Try as he may Woods was unable to penetrate the unflappable Yang and even when there appeared a slight chink in the Korean’s armour when he three putted the 17th, Woods also made a mistake with a bogey of his own, despite a tee shot that looked perfect in the air. And so it was to the 18th where Yang’s brilliance secured the victory.
For Yang, who is in his second season on the PGA Tour, it is hard to comprehend the riches he will earn as the first Asian major champion. He has set the new standard for Asian golf and with the likes of Ryo Ishikawa, Danny Lee and others to follow it may be that a second major title for Asia will follow before too long. It will also provide the game in places like China, Korea, Japan and elsewhere a great boost of self belief.
For so long, Korean women has shown their golfing brothers the way in terms of contending and winning at the elite end of the game but now a little bit of balance has been introduced.
“If you look back with Asian golf, I think it’s back in ’96 with the women’s golf where Se Ri Pak won the U.S. Open,” said Yang. “That really created a huge boom in Korea golf-wise where everybody started picking up clubs instead of tennis racquets and baseball bats, and with KJ Choi winning his first tournament in the oh-so-tough PGA tour, that also increased the popularity of golf.”
“I hope this win would be as – if not as significant, something quite parallel to an impact both to golf in Korea as well as golf in Asia so that all the young golfers, Korean and Asian, would probably build their dreams and expand their horizons a bit with this win.”
Lee Westwood and Rory McIroy tied for 3rd with Lucas Glover alone on 5th position.
The leading Australasian would go to Brendan Jones and Robert Allenby although Jones will take little solace for that honour. Jones had an 18 foot eagle attempt at the 7th which would have taken him to 4 under. He missed but at 3 under he was well placed for a big finish.
Jones safely negotiated the demanding 8th, 9th and 10th holes but just when his length might have served him well on holes such as 12 and 14, his round fell apart. Six bogeys in his last eight holes saw him slip to 24th and while it was by far his best finish in four major championships it was a case of what might have been.
Allenby, who started tournament so well with a round of 69 before consecutive rounds of 75, fought back on the final day for a round of 72 to finish tied with Jones in 24th position.

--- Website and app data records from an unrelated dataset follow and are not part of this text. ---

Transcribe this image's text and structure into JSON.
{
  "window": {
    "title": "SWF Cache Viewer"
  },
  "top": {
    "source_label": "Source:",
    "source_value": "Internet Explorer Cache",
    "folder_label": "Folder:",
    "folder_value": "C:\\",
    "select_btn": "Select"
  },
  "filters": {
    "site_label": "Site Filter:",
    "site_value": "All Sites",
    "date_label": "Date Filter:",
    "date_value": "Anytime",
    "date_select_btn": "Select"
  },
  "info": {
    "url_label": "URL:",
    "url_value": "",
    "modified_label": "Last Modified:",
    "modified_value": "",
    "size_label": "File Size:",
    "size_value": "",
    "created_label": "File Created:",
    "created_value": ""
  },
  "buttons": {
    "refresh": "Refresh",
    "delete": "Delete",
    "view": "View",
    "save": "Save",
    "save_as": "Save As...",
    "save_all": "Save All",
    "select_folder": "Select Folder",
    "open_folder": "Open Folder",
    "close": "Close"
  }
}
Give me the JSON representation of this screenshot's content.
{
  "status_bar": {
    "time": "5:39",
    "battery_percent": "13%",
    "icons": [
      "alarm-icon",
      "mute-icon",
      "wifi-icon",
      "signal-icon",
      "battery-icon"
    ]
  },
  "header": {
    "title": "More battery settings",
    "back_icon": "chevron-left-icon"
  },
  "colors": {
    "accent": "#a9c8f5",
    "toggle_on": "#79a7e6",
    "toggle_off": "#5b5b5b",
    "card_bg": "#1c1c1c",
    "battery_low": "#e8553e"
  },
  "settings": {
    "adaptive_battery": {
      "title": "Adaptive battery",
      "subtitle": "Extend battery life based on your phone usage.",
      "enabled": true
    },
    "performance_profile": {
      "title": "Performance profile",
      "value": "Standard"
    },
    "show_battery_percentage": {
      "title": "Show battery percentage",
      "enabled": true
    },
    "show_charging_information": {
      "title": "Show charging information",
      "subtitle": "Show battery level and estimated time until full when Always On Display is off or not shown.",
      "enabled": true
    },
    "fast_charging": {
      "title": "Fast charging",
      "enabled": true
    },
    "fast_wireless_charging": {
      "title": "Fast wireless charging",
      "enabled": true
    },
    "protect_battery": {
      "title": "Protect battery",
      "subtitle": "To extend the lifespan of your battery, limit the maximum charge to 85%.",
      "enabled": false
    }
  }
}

Geoff Ogilvy was 43rd, Michael Sim 51st, Richard Green 60th, Nathan Green 63rd and David Smail 67th.